Liberte goes on to explain that, as a peculiarity, a high number of transactions are self-funded by investors. “I don’t know whether it’s due to savings made during the bearish periods of COVID-19 lockdowns, but it would seem that investors are, frequently, funding their own endeavors and are not looking to the financial sector as much,” she reports.

Additionally, Liberte reports an uptick in restructuring work. “A number of companies are pivoting and turning to different markets, even Kenya and Vietnam, for example,” she says. “These are, by and large, fintech clients seeking new markets. There is a lot of investment interest in Latvian IT companies, and we feel it growing stronger every day,” she adds, attributing the vibrancy of the IT sector to the transactional frequency she mentioned earlier.

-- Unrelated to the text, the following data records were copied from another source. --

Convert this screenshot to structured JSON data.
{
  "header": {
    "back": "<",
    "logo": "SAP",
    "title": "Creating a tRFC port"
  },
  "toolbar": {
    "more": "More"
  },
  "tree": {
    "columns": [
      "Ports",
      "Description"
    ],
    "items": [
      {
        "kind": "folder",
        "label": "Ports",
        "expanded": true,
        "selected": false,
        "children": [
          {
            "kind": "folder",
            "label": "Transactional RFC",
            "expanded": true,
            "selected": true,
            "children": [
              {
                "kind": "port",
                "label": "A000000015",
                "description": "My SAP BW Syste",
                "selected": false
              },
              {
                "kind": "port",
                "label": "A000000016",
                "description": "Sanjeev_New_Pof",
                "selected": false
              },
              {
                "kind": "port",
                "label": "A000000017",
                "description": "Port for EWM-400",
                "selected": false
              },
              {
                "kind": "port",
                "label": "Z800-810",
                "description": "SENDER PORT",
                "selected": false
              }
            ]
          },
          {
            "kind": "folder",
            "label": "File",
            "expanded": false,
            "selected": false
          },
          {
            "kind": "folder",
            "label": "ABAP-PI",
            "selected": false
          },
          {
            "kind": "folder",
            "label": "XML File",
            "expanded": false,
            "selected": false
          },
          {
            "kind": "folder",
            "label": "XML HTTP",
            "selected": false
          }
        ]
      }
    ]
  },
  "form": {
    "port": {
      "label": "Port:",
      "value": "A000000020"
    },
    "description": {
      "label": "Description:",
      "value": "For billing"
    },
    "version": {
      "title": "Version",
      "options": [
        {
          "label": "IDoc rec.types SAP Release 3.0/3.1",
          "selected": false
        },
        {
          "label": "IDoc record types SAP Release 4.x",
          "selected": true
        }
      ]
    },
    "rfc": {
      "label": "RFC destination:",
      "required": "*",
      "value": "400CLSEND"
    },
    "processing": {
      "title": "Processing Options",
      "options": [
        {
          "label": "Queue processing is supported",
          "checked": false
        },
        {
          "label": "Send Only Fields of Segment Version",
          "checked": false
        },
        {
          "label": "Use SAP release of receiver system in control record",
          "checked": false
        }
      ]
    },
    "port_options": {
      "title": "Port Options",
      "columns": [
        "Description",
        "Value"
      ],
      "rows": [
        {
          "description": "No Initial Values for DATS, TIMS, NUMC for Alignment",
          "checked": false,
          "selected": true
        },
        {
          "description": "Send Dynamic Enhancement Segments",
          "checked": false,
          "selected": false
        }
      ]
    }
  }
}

As for the other business sectors, Liberte reports that “there are some struggles with real estate construction, on account of rising materials and energy costs. There is also a shortage of qualified labor,” she points out, “all of which contributes to a somewhat stressful environment for construction companies.”

Finally, Liberte shares a report on the current status of legislative activities in Lativa. “We have had elections in October, and a new government is yet to be formed,” she says. “There have not been any new legislative developments because of this, given that the parliament is still new and that we are still expecting the leadership to be formed.” Liberte says that the “long setup of the new government and parliament” is attributable to “the politicians focusing more on their own internal affairs. No one really knows when things will move along and when we will actually see a new government in place,” she concludes.